Grand View Research valued the global sales force automation market at $7.3 billion in 2019 and predicted it would reach $7.9 billion by the end of this year and $13.8 billion by 2027, growing at a compound annual rate of 8.3 percent.
It attributes much of the growth to the increasing adoption of cloud solutions, which held a 60 percent share of the market in 2019.
Solutions are being bolstered by the growing use of artificial intelligence, particularly for lead scoring and sales forecasting. Order and invoice management and opportunity management capabilities are also coming into high demand, as are mobile capabilities that cater to on-the-go and increasingly remote sales teams.
And while large enterprises still make up the majority of users (6o percent), small and midsize businesses are finally starting to invest in the technology, Grand View observes.
The Top Five
It took a while for Freshsales (a unit of Freshworks) to capture the attention of analysts, but this year it has done just that. A One to Watch honoree last year, the company has taken a place on the Leaders awards stage this year. “Nobody is kicking sand in its face,” observes Marshall Lager, an independent CRM industry analyst and consultant. “Freshsales is one product that has been in the gym since its early days.” Kate Leggett, vice president and principal analyst for CRM and customer service at Forrester Research, shares that enthusiasm. “Freshsales has a clean, modern, consumer-grade user experience geared for small deployments,” she says. “It’s easy to buy, set up, and use.”
HubSpot is far smaller than most of the other players in the SFA space, but it has started coming on strong with simple, very capable solutions. A complete newcomer to the awards stage, HubSpot offers “an innovative play designed for smaller firms,” according to Jim Dickie, a partner at Sales Mastery. “It has a freemium model that you can build off with additional modules.” Lager also likes HubSpot’s business model, centered on offering a suite of products that can stand alone or be combined in a much larger bundle.
Microsoft bought LinkedIn in 2016, and since then, it has put lots of resources into making LinkedIn Sales Navigator the powerful sales tool that it is. “As Microsoft further integrates its LinkedIn capabilities, it now has a lot to offer in the SFA arena,” observes Rebecca Wettemann, CEO and principal of Valoir. But LinkedIn isn’t all that Microsoft has to offer in the SFA space. Its Dynamics CRM 365 solutions come with “full functionality” and a good partner network that further extends its capabilities, she says. Wang agrees, calling Microsoft “a strong alternative to Salesforce, not just because of its price-to-value ratio but also the rich features and integration to Office 365.”
Oracle is a perennial favorite for its deep capabilities, but this year it is catching the spotlight for other reasons. These include a “growing focus on automation, adaptive intelligence, and next best actions,” according to Wang. Leggett, meanwhile, calls it “the most comprehensive solution for enterprise sales deployments” that is only getting better as Oracle makes “new investments in inside sales solutions and a blending of sales and service capabilities for relationship selling.”

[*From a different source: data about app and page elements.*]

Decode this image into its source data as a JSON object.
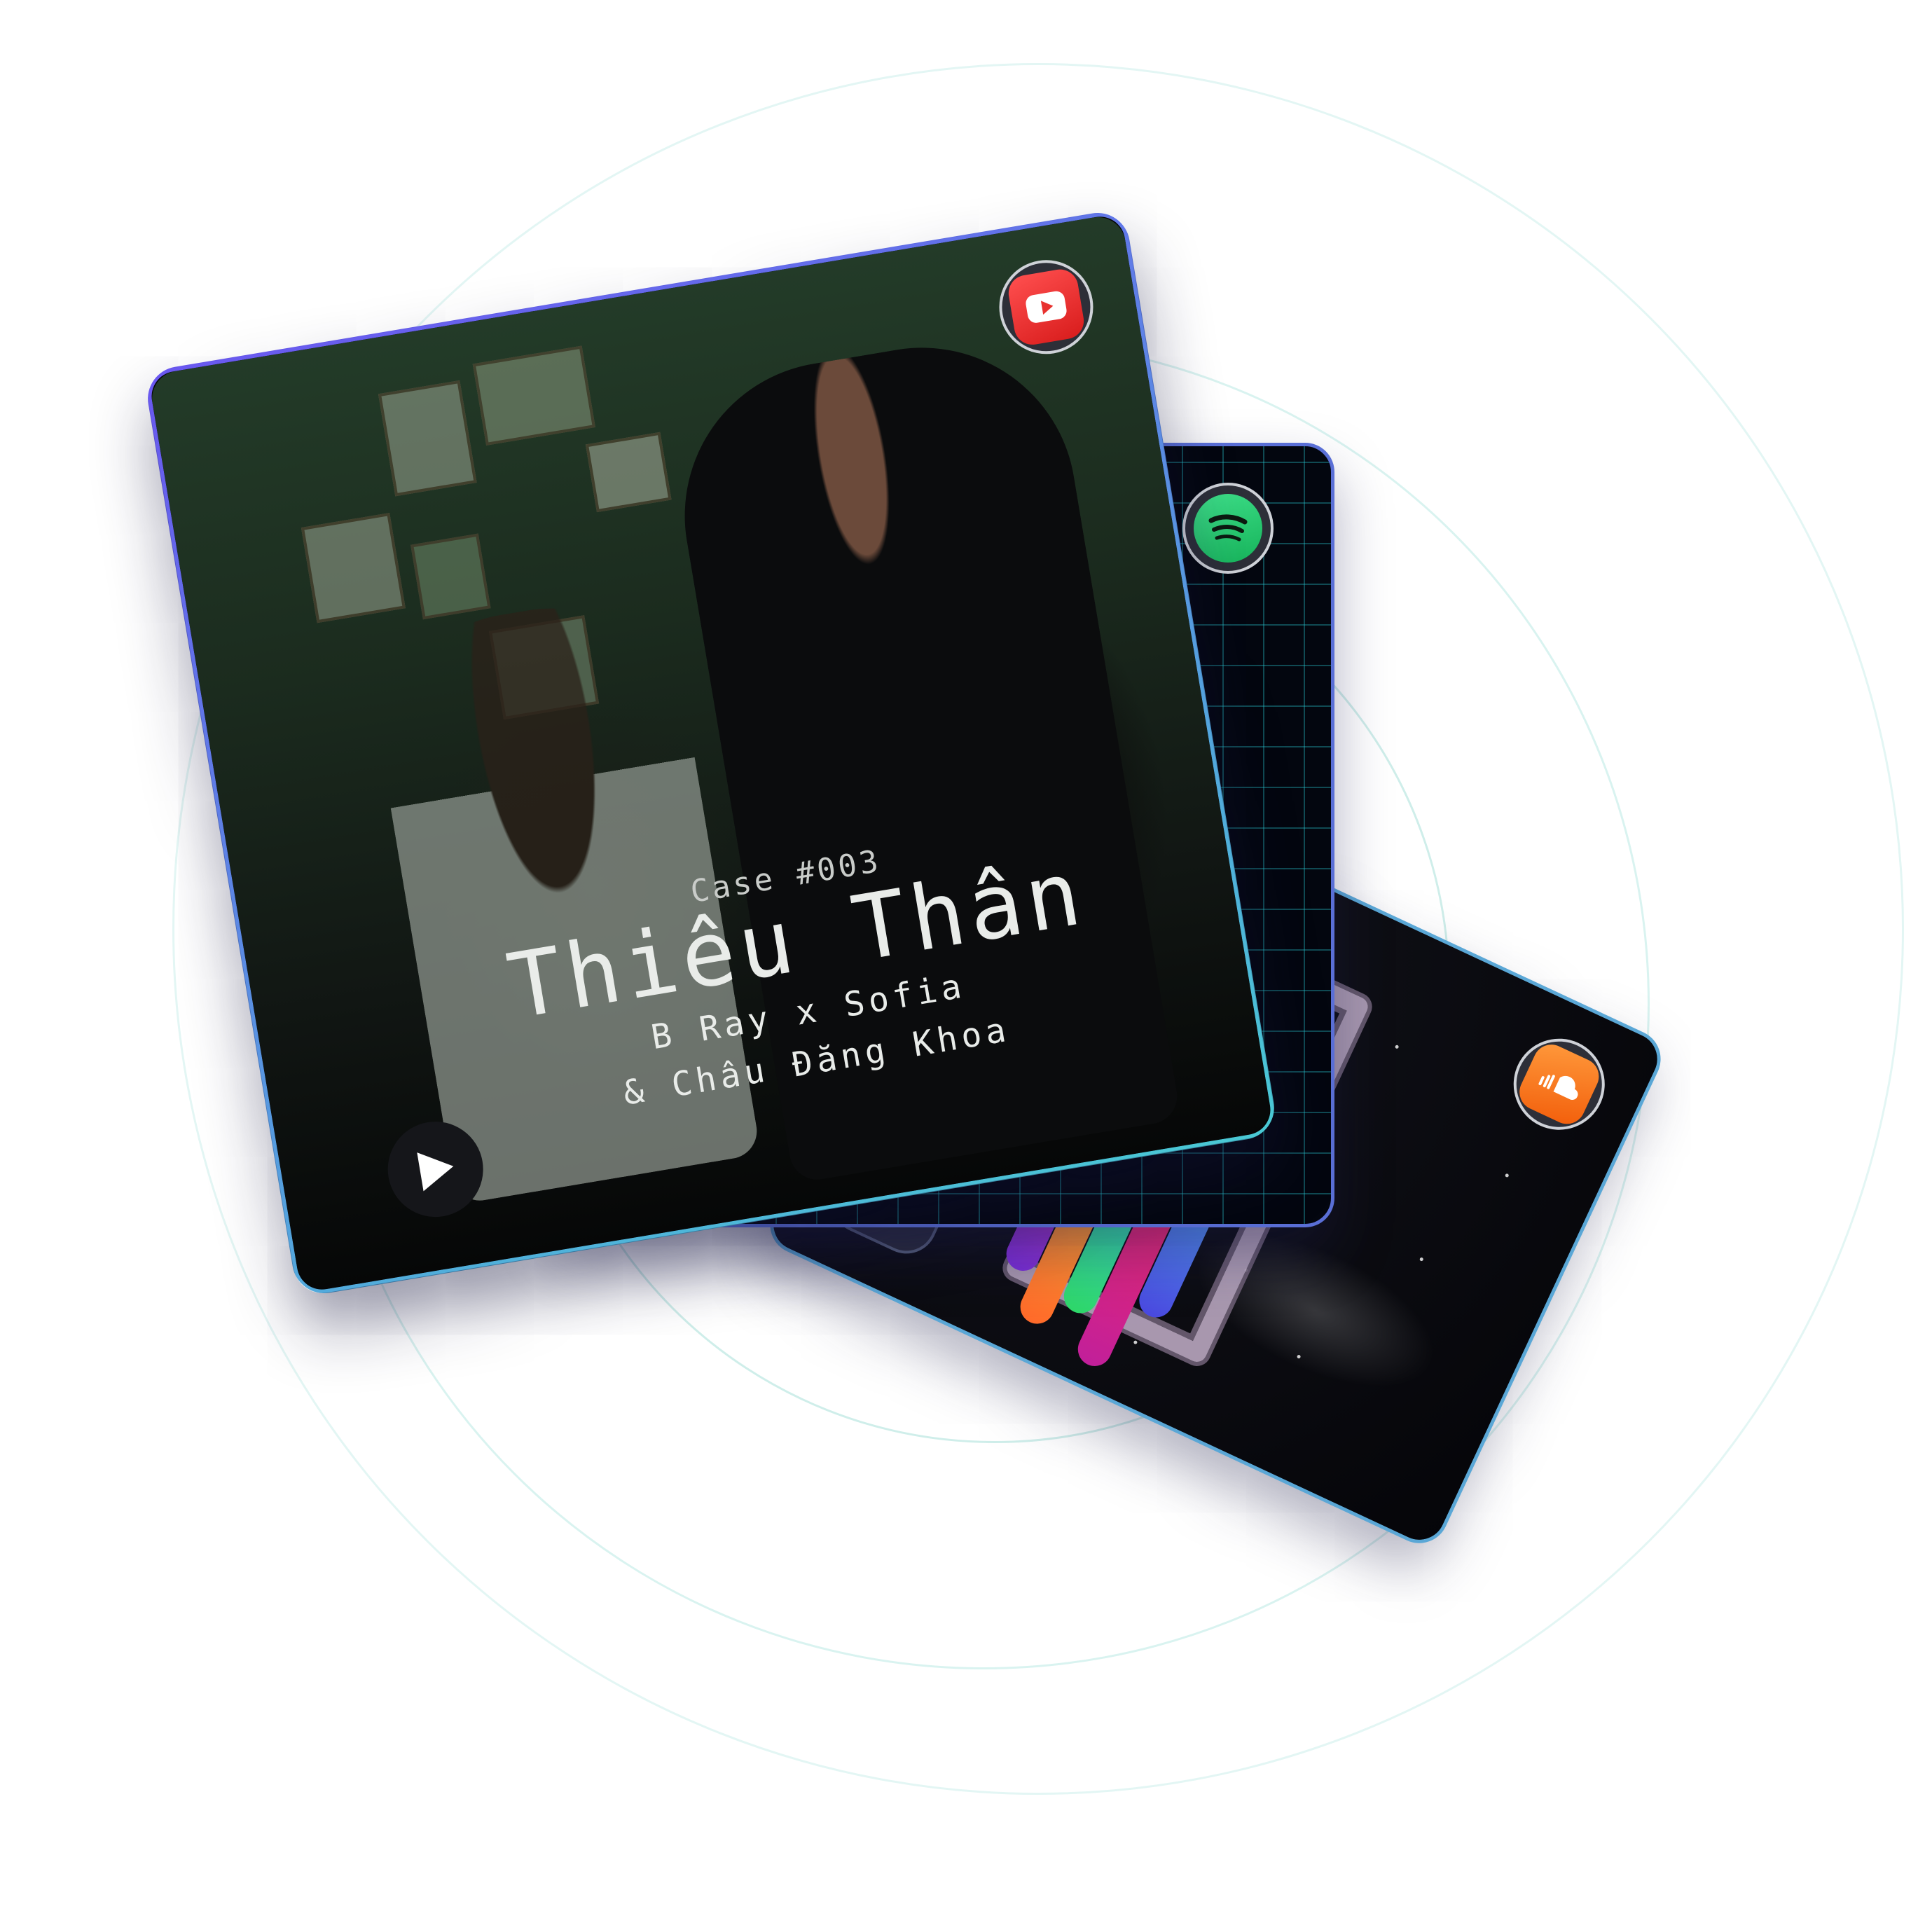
{
  "cards": [
    {
      "platform": "YouTube",
      "icon": "youtube-icon",
      "accent": "#e8322f",
      "case_label": "Case #003",
      "title": "Thiêu Thân",
      "artists_line1": "B Ray x Sofia",
      "artists_line2": "& Châu Đăng Khoa",
      "play_label": "▶"
    },
    {
      "platform": "Spotify",
      "icon": "spotify-icon",
      "accent": "#1fc865"
    },
    {
      "platform": "SoundCloud",
      "icon": "soundcloud-icon",
      "accent": "#f36e1c",
      "play_label": "▲"
    }
  ],
  "colors": {
    "ring": "#d3f1ee",
    "card_border_start": "#6a57f0",
    "card_border_end": "#49c9d4"
  }
}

Salesforce has received praise year after year since incorporating its Einstein artificial intelligence technology into the Sales Cloud, and this year was no different. In fact, Wettemann sees Salesforce continuing to lead in the SFA space “with its investments in areas like High Velocity Sales and Einstein-driven coaching.” Wang calls Salesforce “still the gold standard for SFA,” and Dickie names it his top recommendation, largely because of its AI functionality. Salesforce this year has also invested heavily in making the technology more collaborative, highlighted by a partnership with Microsoft that brings Sales Cloud into the Microsoft Teams environment and a partnership with UJET that leverages UJET’s technology for supporting sales-focused communications.
Buyer’s Guide Companies Mentioned